- [Task description] The reply must consist of the complete listing, reproduced exactly, with no images included.
-- Input for this task follows --
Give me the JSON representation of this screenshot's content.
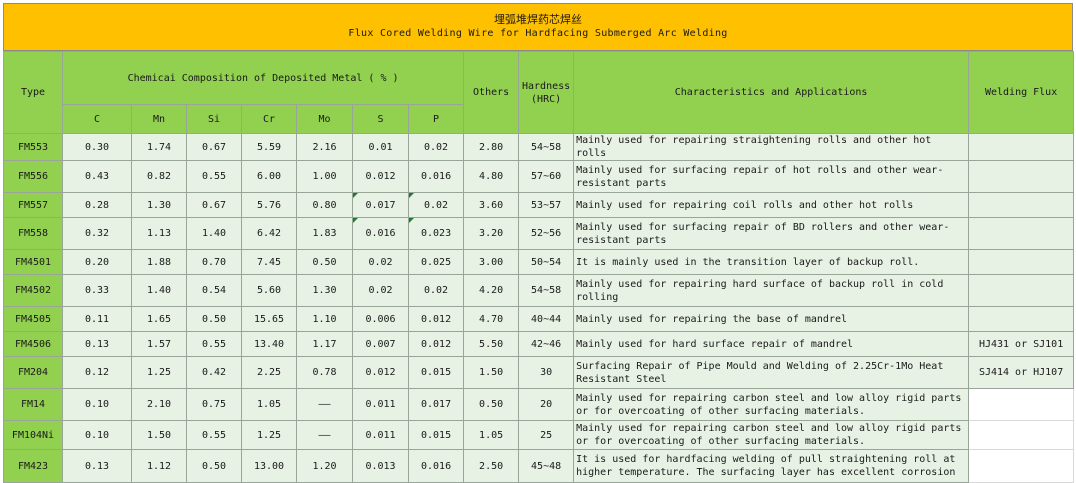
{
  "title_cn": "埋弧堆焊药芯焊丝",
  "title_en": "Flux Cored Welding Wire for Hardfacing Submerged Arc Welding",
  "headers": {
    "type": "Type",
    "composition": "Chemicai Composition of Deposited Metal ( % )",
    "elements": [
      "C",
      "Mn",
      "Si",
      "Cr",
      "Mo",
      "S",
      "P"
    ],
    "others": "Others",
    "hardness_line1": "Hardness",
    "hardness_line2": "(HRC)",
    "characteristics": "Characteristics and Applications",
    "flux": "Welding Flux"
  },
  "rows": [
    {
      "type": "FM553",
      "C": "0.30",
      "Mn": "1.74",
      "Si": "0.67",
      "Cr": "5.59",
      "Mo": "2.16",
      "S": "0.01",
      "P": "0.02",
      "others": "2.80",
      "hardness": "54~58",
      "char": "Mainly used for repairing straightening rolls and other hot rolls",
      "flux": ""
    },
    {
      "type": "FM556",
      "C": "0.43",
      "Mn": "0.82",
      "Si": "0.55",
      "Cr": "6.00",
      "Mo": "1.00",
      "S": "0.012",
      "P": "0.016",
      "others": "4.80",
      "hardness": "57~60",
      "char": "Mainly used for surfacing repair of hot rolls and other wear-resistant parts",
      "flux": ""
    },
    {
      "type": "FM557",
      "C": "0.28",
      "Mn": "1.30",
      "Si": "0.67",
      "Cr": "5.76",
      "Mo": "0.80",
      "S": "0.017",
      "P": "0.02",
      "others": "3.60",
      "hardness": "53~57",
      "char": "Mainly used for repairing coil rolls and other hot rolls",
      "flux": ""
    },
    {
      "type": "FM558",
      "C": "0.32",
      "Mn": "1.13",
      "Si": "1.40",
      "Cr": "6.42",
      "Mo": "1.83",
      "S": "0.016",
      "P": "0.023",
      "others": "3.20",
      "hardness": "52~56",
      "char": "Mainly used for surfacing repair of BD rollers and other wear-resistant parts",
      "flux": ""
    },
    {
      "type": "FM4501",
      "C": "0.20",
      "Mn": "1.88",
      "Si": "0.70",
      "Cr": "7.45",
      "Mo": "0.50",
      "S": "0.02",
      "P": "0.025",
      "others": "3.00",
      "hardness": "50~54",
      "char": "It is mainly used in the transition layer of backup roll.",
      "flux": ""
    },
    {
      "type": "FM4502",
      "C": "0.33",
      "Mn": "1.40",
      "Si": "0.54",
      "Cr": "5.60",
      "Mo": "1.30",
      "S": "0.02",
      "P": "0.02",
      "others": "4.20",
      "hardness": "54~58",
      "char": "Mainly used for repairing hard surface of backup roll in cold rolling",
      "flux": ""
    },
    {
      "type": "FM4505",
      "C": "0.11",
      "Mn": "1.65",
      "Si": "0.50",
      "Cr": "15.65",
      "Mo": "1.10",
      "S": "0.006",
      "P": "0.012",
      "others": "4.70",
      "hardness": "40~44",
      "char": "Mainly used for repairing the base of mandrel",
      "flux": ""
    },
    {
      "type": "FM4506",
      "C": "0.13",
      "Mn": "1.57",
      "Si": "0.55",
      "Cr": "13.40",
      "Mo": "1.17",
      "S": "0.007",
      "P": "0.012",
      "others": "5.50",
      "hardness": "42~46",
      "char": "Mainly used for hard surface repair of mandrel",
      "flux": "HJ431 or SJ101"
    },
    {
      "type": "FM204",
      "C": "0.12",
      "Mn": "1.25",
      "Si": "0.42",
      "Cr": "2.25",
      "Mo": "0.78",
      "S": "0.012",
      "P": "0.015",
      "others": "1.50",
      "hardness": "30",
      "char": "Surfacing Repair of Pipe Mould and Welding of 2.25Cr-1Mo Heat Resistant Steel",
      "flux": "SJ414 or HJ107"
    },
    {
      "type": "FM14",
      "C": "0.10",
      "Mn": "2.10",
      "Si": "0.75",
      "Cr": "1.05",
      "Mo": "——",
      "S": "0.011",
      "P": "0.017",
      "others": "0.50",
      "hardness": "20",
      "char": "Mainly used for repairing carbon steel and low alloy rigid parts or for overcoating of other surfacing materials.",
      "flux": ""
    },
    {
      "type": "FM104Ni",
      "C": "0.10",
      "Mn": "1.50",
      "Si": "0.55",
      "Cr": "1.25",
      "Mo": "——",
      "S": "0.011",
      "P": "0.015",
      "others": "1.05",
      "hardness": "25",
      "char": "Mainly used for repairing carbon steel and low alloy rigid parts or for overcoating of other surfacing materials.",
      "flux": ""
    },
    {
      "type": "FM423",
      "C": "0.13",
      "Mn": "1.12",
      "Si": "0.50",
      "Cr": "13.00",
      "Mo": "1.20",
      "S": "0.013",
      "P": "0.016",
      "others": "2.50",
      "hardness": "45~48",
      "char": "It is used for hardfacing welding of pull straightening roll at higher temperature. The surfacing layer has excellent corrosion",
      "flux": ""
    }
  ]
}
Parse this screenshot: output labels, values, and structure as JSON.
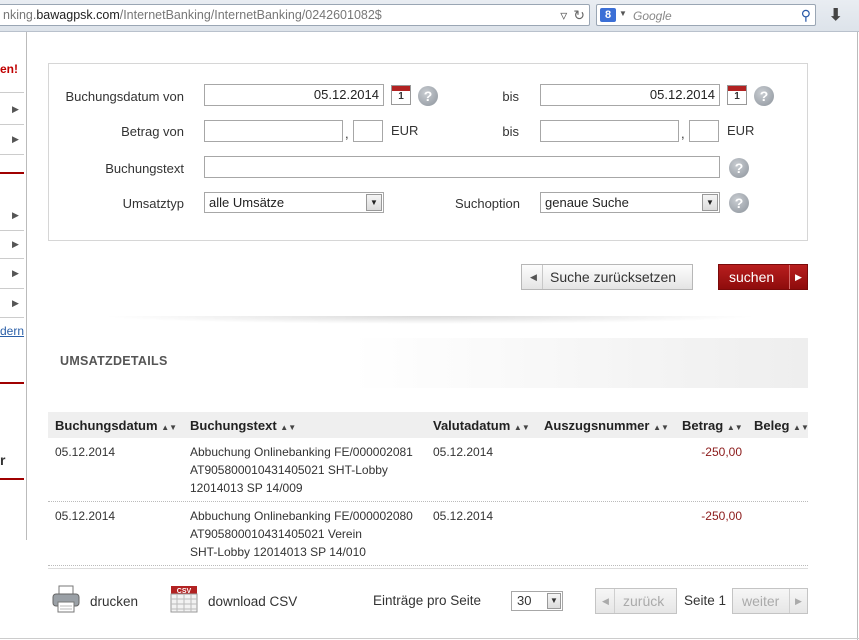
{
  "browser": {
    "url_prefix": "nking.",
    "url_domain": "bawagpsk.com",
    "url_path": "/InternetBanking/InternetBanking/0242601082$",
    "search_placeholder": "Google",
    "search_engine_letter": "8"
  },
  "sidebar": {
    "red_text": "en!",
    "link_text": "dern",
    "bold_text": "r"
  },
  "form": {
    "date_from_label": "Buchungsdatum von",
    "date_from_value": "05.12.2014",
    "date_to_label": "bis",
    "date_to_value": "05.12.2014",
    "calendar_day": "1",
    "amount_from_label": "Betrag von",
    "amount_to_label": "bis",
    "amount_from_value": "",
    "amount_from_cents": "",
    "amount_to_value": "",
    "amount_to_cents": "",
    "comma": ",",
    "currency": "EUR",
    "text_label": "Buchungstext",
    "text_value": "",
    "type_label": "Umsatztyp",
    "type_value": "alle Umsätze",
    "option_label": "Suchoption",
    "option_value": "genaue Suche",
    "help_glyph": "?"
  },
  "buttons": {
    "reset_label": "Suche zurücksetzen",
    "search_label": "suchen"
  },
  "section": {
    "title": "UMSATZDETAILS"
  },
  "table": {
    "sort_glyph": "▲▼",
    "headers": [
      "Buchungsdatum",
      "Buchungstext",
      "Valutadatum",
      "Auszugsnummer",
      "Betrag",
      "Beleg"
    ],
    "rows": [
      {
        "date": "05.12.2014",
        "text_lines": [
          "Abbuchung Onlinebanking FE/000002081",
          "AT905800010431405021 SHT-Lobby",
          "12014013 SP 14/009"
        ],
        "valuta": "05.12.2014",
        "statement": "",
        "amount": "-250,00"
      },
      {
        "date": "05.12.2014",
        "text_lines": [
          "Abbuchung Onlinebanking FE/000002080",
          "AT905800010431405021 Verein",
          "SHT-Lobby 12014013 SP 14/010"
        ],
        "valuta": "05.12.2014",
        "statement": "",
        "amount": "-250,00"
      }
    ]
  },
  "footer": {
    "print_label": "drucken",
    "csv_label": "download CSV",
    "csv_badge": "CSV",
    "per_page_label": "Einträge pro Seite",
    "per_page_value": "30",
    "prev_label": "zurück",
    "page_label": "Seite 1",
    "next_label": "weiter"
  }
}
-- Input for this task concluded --
- [Solved problem]
Give me the JSON representation of this screenshot's content.
{
  "title_cn": "埋弧堆焊药芯焊丝",
  "title_en": "Flux Cored Welding Wire for Hardfacing Submerged Arc Welding",
  "headers": {
    "type": "Type",
    "composition": "Chemicai Composition of Deposited Metal ( % )",
    "elements": [
      "C",
      "Mn",
      "Si",
      "Cr",
      "Mo",
      "S",
      "P"
    ],
    "others": "Others",
    "hardness_line1": "Hardness",
    "hardness_line2": "(HRC)",
    "characteristics": "Characteristics and Applications",
    "flux": "Welding Flux"
  },
  "rows": [
    {
      "type": "FM553",
      "C": "0.30",
      "Mn": "1.74",
      "Si": "0.67",
      "Cr": "5.59",
      "Mo": "2.16",
      "S": "0.01",
      "P": "0.02",
      "others": "2.80",
      "hardness": "54~58",
      "char": "Mainly used for repairing straightening rolls and other hot rolls",
      "flux": ""
    },
    {
      "type": "FM556",
      "C": "0.43",
      "Mn": "0.82",
      "Si": "0.55",
      "Cr": "6.00",
      "Mo": "1.00",
      "S": "0.012",
      "P": "0.016",
      "others": "4.80",
      "hardness": "57~60",
      "char": "Mainly used for surfacing repair of hot rolls and other wear-resistant parts",
      "flux": ""
    },
    {
      "type": "FM557",
      "C": "0.28",
      "Mn": "1.30",
      "Si": "0.67",
      "Cr": "5.76",
      "Mo": "0.80",
      "S": "0.017",
      "P": "0.02",
      "others": "3.60",
      "hardness": "53~57",
      "char": "Mainly used for repairing coil rolls and other hot rolls",
      "flux": ""
    },
    {
      "type": "FM558",
      "C": "0.32",
      "Mn": "1.13",
      "Si": "1.40",
      "Cr": "6.42",
      "Mo": "1.83",
      "S": "0.016",
      "P": "0.023",
      "others": "3.20",
      "hardness": "52~56",
      "char": "Mainly used for surfacing repair of BD rollers and other wear-resistant parts",
      "flux": ""
    },
    {
      "type": "FM4501",
      "C": "0.20",
      "Mn": "1.88",
      "Si": "0.70",
      "Cr": "7.45",
      "Mo": "0.50",
      "S": "0.02",
      "P": "0.025",
      "others": "3.00",
      "hardness": "50~54",
      "char": "It is mainly used in the transition layer of backup roll.",
      "flux": ""
    },
    {
      "type": "FM4502",
      "C": "0.33",
      "Mn": "1.40",
      "Si": "0.54",
      "Cr": "5.60",
      "Mo": "1.30",
      "S": "0.02",
      "P": "0.02",
      "others": "4.20",
      "hardness": "54~58",
      "char": "Mainly used for repairing hard surface of backup roll in cold rolling",
      "flux": ""
    },
    {
      "type": "FM4505",
      "C": "0.11",
      "Mn": "1.65",
      "Si": "0.50",
      "Cr": "15.65",
      "Mo": "1.10",
      "S": "0.006",
      "P": "0.012",
      "others": "4.70",
      "hardness": "40~44",
      "char": "Mainly used for repairing the base of mandrel",
      "flux": ""
    },
    {
      "type": "FM4506",
      "C": "0.13",
      "Mn": "1.57",
      "Si": "0.55",
      "Cr": "13.40",
      "Mo": "1.17",
      "S": "0.007",
      "P": "0.012",
      "others": "5.50",
      "hardness": "42~46",
      "char": "Mainly used for hard surface repair of mandrel",
      "flux": "HJ431 or SJ101"
    },
    {
      "type": "FM204",
      "C": "0.12",
      "Mn": "1.25",
      "Si": "0.42",
      "Cr": "2.25",
      "Mo": "0.78",
      "S": "0.012",
      "P": "0.015",
      "others": "1.50",
      "hardness": "30",
      "char": "Surfacing Repair of Pipe Mould and Welding of 2.25Cr-1Mo Heat Resistant Steel",
      "flux": "SJ414 or HJ107"
    },
    {
      "type": "FM14",
      "C": "0.10",
      "Mn": "2.10",
      "Si": "0.75",
      "Cr": "1.05",
      "Mo": "——",
      "S": "0.011",
      "P": "0.017",
      "others": "0.50",
      "hardness": "20",
      "char": "Mainly used for repairing carbon steel and low alloy rigid parts or for overcoating of other surfacing materials.",
      "flux": ""
    },
    {
      "type": "FM104Ni",
      "C": "0.10",
      "Mn": "1.50",
      "Si": "0.55",
      "Cr": "1.25",
      "Mo": "——",
      "S": "0.011",
      "P": "0.015",
      "others": "1.05",
      "hardness": "25",
      "char": "Mainly used for repairing carbon steel and low alloy rigid parts or for overcoating of other surfacing materials.",
      "flux": ""
    },
    {
      "type": "FM423",
      "C": "0.13",
      "Mn": "1.12",
      "Si": "0.50",
      "Cr": "13.00",
      "Mo": "1.20",
      "S": "0.013",
      "P": "0.016",
      "others": "2.50",
      "hardness": "45~48",
      "char": "It is used for hardfacing welding of pull straightening roll at higher temperature. The surfacing layer has excellent corrosion",
      "flux": ""
    }
  ]
}
Parse this screenshot: output labels, values, and structure as JSON.
{
  "browser": {
    "url_prefix": "nking.",
    "url_domain": "bawagpsk.com",
    "url_path": "/InternetBanking/InternetBanking/0242601082$",
    "search_placeholder": "Google",
    "search_engine_letter": "8"
  },
  "sidebar": {
    "red_text": "en!",
    "link_text": "dern",
    "bold_text": "r"
  },
  "form": {
    "date_from_label": "Buchungsdatum von",
    "date_from_value": "05.12.2014",
    "date_to_label": "bis",
    "date_to_value": "05.12.2014",
    "calendar_day": "1",
    "amount_from_label": "Betrag von",
    "amount_to_label": "bis",
    "amount_from_value": "",
    "amount_from_cents": "",
    "amount_to_value": "",
    "amount_to_cents": "",
    "comma": ",",
    "currency": "EUR",
    "text_label": "Buchungstext",
    "text_value": "",
    "type_label": "Umsatztyp",
    "type_value": "alle Umsätze",
    "option_label": "Suchoption",
    "option_value": "genaue Suche",
    "help_glyph": "?"
  },
  "buttons": {
    "reset_label": "Suche zurücksetzen",
    "search_label": "suchen"
  },
  "section": {
    "title": "UMSATZDETAILS"
  },
  "table": {
    "sort_glyph": "▲▼",
    "headers": [
      "Buchungsdatum",
      "Buchungstext",
      "Valutadatum",
      "Auszugsnummer",
      "Betrag",
      "Beleg"
    ],
    "rows": [
      {
        "date": "05.12.2014",
        "text_lines": [
          "Abbuchung Onlinebanking FE/000002081",
          "AT905800010431405021 SHT-Lobby",
          "12014013 SP 14/009"
        ],
        "valuta": "05.12.2014",
        "statement": "",
        "amount": "-250,00"
      },
      {
        "date": "05.12.2014",
        "text_lines": [
          "Abbuchung Onlinebanking FE/000002080",
          "AT905800010431405021 Verein",
          "SHT-Lobby 12014013 SP 14/010"
        ],
        "valuta": "05.12.2014",
        "statement": "",
        "amount": "-250,00"
      }
    ]
  },
  "footer": {
    "print_label": "drucken",
    "csv_label": "download CSV",
    "csv_badge": "CSV",
    "per_page_label": "Einträge pro Seite",
    "per_page_value": "30",
    "prev_label": "zurück",
    "page_label": "Seite 1",
    "next_label": "weiter"
  }
}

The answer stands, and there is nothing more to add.